What is expected
Begin with the line in which "Give me the" appears and end with the final line of the entries. Retype each one exactly and add nothing.

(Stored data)

= Beginning of Section =

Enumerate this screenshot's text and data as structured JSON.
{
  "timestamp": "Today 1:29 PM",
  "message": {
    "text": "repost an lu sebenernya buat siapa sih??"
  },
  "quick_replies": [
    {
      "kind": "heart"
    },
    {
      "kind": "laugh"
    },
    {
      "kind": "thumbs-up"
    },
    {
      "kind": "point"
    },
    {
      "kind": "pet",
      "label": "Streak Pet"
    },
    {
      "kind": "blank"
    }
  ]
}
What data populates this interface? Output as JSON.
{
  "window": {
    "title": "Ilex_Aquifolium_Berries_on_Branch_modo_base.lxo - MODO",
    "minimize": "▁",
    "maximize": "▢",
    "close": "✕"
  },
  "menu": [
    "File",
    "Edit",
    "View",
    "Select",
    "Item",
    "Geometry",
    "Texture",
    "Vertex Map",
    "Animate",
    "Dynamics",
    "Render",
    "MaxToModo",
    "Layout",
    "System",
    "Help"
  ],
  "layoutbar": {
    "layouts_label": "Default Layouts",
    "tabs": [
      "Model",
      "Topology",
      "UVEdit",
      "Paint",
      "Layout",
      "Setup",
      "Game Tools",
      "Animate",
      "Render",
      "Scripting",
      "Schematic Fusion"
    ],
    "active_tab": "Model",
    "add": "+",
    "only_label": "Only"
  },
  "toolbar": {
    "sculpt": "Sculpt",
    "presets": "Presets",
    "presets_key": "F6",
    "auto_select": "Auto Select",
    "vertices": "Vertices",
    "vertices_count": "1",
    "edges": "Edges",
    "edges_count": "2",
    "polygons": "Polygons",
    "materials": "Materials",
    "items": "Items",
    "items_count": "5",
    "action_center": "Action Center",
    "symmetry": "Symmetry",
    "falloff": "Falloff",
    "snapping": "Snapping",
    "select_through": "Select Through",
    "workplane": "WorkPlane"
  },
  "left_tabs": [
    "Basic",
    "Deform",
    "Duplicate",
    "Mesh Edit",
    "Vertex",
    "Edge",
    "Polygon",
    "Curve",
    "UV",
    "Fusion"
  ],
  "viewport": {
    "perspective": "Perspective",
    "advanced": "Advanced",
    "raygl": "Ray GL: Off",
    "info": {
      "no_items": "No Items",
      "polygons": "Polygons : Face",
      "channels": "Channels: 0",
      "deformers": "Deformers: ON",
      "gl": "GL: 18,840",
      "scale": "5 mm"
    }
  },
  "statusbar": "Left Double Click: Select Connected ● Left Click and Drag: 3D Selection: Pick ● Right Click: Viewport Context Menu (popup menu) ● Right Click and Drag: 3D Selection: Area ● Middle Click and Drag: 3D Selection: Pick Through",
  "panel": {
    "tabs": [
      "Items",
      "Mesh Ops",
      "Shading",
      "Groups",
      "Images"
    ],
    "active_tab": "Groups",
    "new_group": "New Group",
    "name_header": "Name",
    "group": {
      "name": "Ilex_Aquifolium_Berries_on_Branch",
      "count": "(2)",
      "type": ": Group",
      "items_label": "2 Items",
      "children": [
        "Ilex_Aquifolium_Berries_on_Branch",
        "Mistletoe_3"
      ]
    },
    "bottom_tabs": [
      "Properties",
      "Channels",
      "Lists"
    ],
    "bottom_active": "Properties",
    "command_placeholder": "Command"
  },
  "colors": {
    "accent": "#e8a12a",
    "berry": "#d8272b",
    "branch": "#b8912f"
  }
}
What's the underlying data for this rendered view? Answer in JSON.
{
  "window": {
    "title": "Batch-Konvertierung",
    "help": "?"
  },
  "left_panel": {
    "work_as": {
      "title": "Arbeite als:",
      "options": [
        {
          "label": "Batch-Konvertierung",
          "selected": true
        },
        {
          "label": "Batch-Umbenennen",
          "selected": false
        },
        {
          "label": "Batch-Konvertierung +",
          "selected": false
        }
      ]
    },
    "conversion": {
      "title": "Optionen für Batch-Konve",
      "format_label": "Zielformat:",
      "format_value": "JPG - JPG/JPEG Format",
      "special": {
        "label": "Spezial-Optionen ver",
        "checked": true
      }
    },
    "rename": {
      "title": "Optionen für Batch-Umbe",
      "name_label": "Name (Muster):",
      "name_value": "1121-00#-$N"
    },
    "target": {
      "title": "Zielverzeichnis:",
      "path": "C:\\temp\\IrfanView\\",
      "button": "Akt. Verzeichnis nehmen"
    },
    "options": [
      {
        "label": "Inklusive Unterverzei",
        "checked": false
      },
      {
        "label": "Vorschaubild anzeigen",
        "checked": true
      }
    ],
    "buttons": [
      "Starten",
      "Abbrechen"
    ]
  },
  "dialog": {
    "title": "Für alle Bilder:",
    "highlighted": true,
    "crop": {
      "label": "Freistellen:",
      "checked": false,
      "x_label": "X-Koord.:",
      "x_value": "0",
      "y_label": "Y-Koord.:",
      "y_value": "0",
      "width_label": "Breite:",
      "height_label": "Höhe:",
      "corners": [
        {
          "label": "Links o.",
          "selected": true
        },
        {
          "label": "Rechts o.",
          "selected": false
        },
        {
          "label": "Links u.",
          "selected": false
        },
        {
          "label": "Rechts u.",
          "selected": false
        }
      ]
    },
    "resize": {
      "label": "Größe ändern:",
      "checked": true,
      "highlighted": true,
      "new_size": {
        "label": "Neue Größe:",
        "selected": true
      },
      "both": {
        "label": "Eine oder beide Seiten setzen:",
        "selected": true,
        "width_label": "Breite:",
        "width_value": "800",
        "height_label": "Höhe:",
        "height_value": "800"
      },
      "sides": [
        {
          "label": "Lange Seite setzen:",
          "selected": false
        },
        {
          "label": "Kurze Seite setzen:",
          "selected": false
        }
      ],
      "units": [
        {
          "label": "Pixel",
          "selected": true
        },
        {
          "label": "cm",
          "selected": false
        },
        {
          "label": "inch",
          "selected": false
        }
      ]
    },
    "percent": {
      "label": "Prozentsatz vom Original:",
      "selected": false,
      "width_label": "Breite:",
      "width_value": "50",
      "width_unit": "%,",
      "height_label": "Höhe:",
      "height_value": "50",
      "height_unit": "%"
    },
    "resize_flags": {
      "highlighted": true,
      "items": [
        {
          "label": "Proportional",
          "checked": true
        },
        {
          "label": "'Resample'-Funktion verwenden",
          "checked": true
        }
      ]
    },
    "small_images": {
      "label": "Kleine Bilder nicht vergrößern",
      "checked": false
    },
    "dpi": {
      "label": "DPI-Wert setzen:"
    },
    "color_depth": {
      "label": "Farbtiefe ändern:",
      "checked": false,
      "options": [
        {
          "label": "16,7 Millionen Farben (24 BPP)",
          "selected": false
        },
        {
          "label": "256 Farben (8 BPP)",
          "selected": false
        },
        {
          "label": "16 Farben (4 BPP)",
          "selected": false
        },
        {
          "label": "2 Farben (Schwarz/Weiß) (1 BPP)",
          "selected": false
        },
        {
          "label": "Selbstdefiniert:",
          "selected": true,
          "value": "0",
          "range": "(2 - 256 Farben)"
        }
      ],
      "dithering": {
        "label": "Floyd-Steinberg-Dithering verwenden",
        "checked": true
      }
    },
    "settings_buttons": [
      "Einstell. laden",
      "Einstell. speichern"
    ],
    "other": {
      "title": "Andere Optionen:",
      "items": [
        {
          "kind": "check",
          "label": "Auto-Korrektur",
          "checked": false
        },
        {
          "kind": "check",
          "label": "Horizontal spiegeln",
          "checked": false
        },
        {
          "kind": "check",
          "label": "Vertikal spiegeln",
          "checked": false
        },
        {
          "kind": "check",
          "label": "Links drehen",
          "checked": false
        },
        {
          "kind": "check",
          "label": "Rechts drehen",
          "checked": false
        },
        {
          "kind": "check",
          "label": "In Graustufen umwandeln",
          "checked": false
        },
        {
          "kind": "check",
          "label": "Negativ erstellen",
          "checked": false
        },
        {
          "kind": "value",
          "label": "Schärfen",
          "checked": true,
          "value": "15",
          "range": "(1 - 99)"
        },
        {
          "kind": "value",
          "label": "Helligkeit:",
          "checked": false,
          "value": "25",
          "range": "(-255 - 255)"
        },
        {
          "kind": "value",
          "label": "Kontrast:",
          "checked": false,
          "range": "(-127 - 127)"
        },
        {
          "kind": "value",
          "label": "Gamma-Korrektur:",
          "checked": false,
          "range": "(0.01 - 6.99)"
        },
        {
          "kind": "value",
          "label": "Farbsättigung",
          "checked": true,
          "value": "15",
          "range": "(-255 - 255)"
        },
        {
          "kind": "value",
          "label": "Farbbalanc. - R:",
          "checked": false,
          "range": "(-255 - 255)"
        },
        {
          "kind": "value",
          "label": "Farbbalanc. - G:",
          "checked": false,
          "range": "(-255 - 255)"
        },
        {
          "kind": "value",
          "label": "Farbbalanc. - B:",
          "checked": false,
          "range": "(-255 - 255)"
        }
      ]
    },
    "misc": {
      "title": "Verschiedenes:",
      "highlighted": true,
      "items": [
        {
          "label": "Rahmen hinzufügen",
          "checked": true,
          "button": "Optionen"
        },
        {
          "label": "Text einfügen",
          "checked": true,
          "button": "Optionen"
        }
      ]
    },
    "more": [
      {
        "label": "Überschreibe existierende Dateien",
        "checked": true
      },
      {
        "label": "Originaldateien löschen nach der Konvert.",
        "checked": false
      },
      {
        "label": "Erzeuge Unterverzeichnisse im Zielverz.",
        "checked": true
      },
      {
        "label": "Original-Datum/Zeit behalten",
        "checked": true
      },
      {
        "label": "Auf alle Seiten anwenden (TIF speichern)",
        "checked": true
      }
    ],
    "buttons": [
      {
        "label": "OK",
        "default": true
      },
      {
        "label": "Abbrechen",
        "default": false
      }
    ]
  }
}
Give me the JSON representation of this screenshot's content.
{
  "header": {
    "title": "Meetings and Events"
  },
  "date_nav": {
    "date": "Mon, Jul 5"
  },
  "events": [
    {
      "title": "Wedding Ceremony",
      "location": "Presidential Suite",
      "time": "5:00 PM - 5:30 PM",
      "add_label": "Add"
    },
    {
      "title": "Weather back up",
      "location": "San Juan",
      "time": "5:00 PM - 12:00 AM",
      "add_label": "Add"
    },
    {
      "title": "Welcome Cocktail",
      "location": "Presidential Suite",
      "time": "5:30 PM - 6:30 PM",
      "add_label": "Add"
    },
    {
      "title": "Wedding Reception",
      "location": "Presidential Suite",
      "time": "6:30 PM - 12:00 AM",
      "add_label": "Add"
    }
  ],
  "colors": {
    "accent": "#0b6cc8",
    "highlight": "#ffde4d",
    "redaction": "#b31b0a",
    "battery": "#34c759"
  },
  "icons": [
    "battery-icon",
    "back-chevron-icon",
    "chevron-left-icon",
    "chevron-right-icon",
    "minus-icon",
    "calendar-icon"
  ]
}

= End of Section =

Response to this task
Give me the JSON representation of this screenshot's content.
{
  "header": {
    "title": "Meetings and Events"
  },
  "date_nav": {
    "date": "Mon, Jul 5"
  },
  "events": [
    {
      "title": "Wedding Ceremony",
      "location": "Presidential Suite",
      "time": "5:00 PM - 5:30 PM",
      "add_label": "Add"
    },
    {
      "title": "Weather back up",
      "location": "San Juan",
      "time": "5:00 PM - 12:00 AM",
      "add_label": "Add"
    },
    {
      "title": "Welcome Cocktail",
      "location": "Presidential Suite",
      "time": "5:30 PM - 6:30 PM",
      "add_label": "Add"
    },
    {
      "title": "Wedding Reception",
      "location": "Presidential Suite",
      "time": "6:30 PM - 12:00 AM",
      "add_label": "Add"
    }
  ],
  "colors": {
    "accent": "#0b6cc8",
    "highlight": "#ffde4d",
    "redaction": "#b31b0a",
    "battery": "#34c759"
  },
  "icons": [
    "battery-icon",
    "back-chevron-icon",
    "chevron-left-icon",
    "chevron-right-icon",
    "minus-icon",
    "calendar-icon"
  ]
}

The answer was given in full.